Southside, middle-class parishes contribute most to Dublin Catholic Church Mass collections

Symbolic Image Church Money Stock Photo by ©Pictograph 564374690

Parishioners in Donnybrook, Dublin 4, were the leading contributors last year to the second Share collection at weekend Masses in Dublin’s Catholic Archdiocese.

People attending Masses there in 2022 gave €71,089 to the collection, which funds overall administration in the archdiocese as well as supporting less well-off parishes. 

In total, the Catholic Archdiocese’s 197 parishes contributed €4.29 million to the share collection last year.

Contribution to the first collection, for the support of Dublin’s 390 priests, was more than three times higher at €14 million. 

Priests’ salaries in Dublin have been raised back to pre-Covid levels and range from between some €22,000 for a curate to about an average €38,000 annually for a parish priest. 

Generally, accommodation and other living expenses are provided.

It would be reasonable to assume that those parishes which contributed most to the second Share collections in 2022 were also among the highest contributors to the first collection for the support of priests. 

Whether that was three times higher — as is the overall figure — is unclear. No parish figures for the first collection in 2022 have been published by the archdiocese.

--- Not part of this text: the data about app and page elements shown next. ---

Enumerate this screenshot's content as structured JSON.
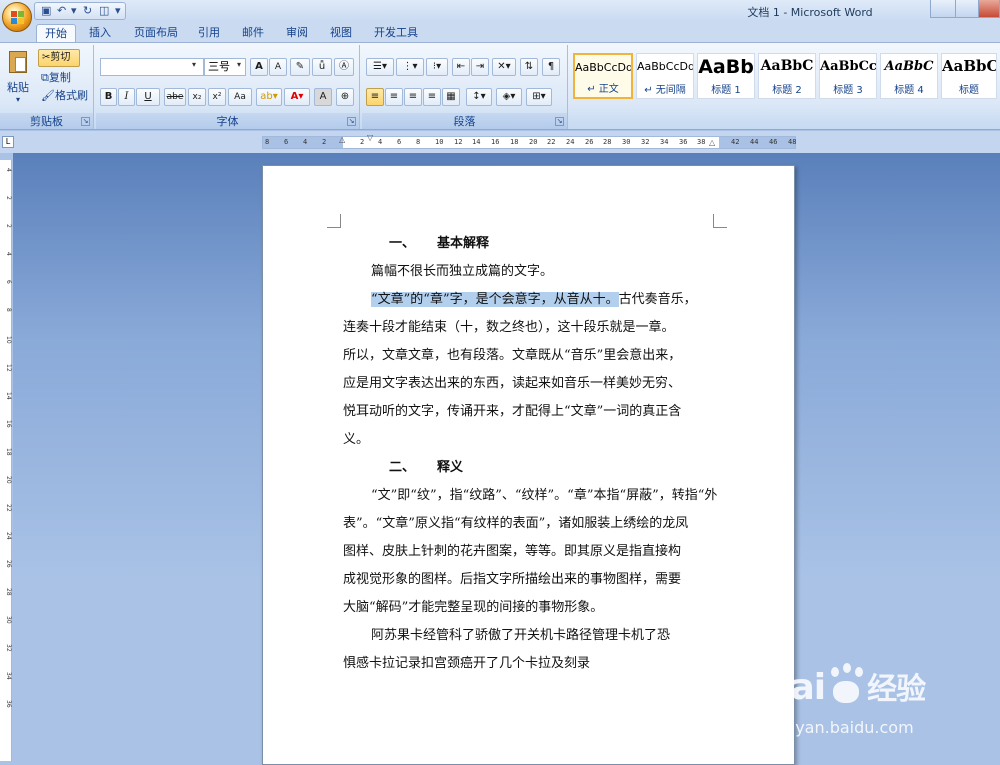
{
  "window": {
    "title": "文档 1 - Microsoft Word"
  },
  "tabs": [
    "开始",
    "插入",
    "页面布局",
    "引用",
    "邮件",
    "审阅",
    "视图",
    "开发工具"
  ],
  "clipboard": {
    "paste": "粘贴",
    "cut": "剪切",
    "copy": "复制",
    "format_painter": "格式刷",
    "label": "剪贴板"
  },
  "font": {
    "name_value": "",
    "size_value": "三号",
    "label": "字体",
    "bold": "B",
    "italic": "I",
    "underline": "U",
    "strike": "abe",
    "subscript": "x₂",
    "superscript": "x²",
    "case": "Aa",
    "grow": "A",
    "shrink": "A"
  },
  "paragraph": {
    "label": "段落"
  },
  "styles": [
    {
      "sample": "AaBbCcDd",
      "name": "正文"
    },
    {
      "sample": "AaBbCcDd",
      "name": "无间隔"
    },
    {
      "sample": "AaBb",
      "name": "标题 1"
    },
    {
      "sample": "AaBbC",
      "name": "标题 2"
    },
    {
      "sample": "AaBbCc",
      "name": "标题 3"
    },
    {
      "sample": "AaBbC",
      "name": "标题 4"
    },
    {
      "sample": "AaBbC",
      "name": "标题"
    }
  ],
  "ruler": {
    "h_ticks": [
      "8",
      "6",
      "4",
      "2",
      "2",
      "4",
      "6",
      "8",
      "10",
      "12",
      "14",
      "16",
      "18",
      "20",
      "22",
      "24",
      "26",
      "28",
      "30",
      "32",
      "34",
      "36",
      "38",
      "42",
      "44",
      "46",
      "48"
    ],
    "v_ticks": [
      "4",
      "2",
      "2",
      "4",
      "6",
      "8",
      "10",
      "12",
      "14",
      "16",
      "18",
      "20",
      "22",
      "24",
      "26",
      "28",
      "30",
      "32",
      "34",
      "36"
    ]
  },
  "document": {
    "heading1_num": "一、",
    "heading1": "基本解释",
    "p1": "篇幅不很长而独立成篇的文字。",
    "p2_hl": "“文章”的“章”字，是个会意字，从音从十。",
    "p2_rest": "古代奏音乐，",
    "p2_lines": [
      "连奏十段才能结束（十，数之终也），这十段乐就是一章。",
      "所以，文章文章，也有段落。文章既从“音乐”里会意出来，",
      "应是用文字表达出来的东西，读起来如音乐一样美妙无穷、",
      "悦耳动听的文字，传诵开来，才配得上“文章”一词的真正含",
      "义。"
    ],
    "heading2_num": "二、",
    "heading2": "释义",
    "p3_lines": [
      "“文”即“纹”，指“纹路”、“纹样”。“章”本指“屏蔽”，转指“外",
      "表”。“文章”原义指“有纹样的表面”，诸如服装上绣绘的龙凤",
      "图样、皮肤上针刺的花卉图案，等等。即其原义是指直接构",
      "成视觉形象的图样。后指文字所描绘出来的事物图样，需要",
      "大脑“解码”才能完整呈现的间接的事物形象。"
    ],
    "p4_lines": [
      "阿苏果卡经管科了骄傲了开关机卡路径管理卡机了恐",
      "惧感卡拉记录扣宫颈癌开了几个卡拉及刻录"
    ]
  },
  "watermark": {
    "brand": "Bai",
    "brand2": "经验",
    "url": "jingyan.baidu.com"
  }
}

What is clear from the figures it published for the second Share collection in 2022 is the predominance of Dublin’s southside, county, and middle-class parishes among leading contributors.

Following Donnybrook is Foxrock parish which contributed €69,720 to last year’s Share collection. 

Next was Lucan in the west county at €60,505, followed by Crumlin in the south-central city at €59,303, Kilmacud at €58,321 and Mount Merrion parish, also south county, at €57,753.

Next is Malahide in the north county, which contributed €55,294 in 2022, followed by Newtownpark parish in the south county at €55,241.

County towns featured strongly also in 2022, with Balbriggan contributing €46,346; Skerries €43,343; Athy, Co Kildare €35,112; Arklow, Co Wicklow €29,063, while Bray’s three churches brought in a total of €75,410 in 2022.

Clondalkin contributed €41,684 in 2022, while Dundrum gave €44,430 and Raheny €46,098.

At the other end of the scale were some of the inner-city parishes, some of the oldest in Dublin. 

The figure for Dominick Street parish on the north side was €1,000 in 2022 while City Quay parish, just south of the Liffey, contributed €1,515. 

Halston Street parish on the north side contributed €1,570. 

Two other south-side parishes were at the lower end — Francis Street contributed €1,659 and Rialto €1,874.

Among the two leading inner-city parishes to receive support from the Share fund in 2022 were the Pro-Cathedral parish at Marlborough Street, Dublin 1, and the archdiocese’s would-be-cathedral on the south side, St Andrew’s at Westland Row.

The Pro-Cathedral parish received support of €152,000 in 2022, while Westland Row received €56,760.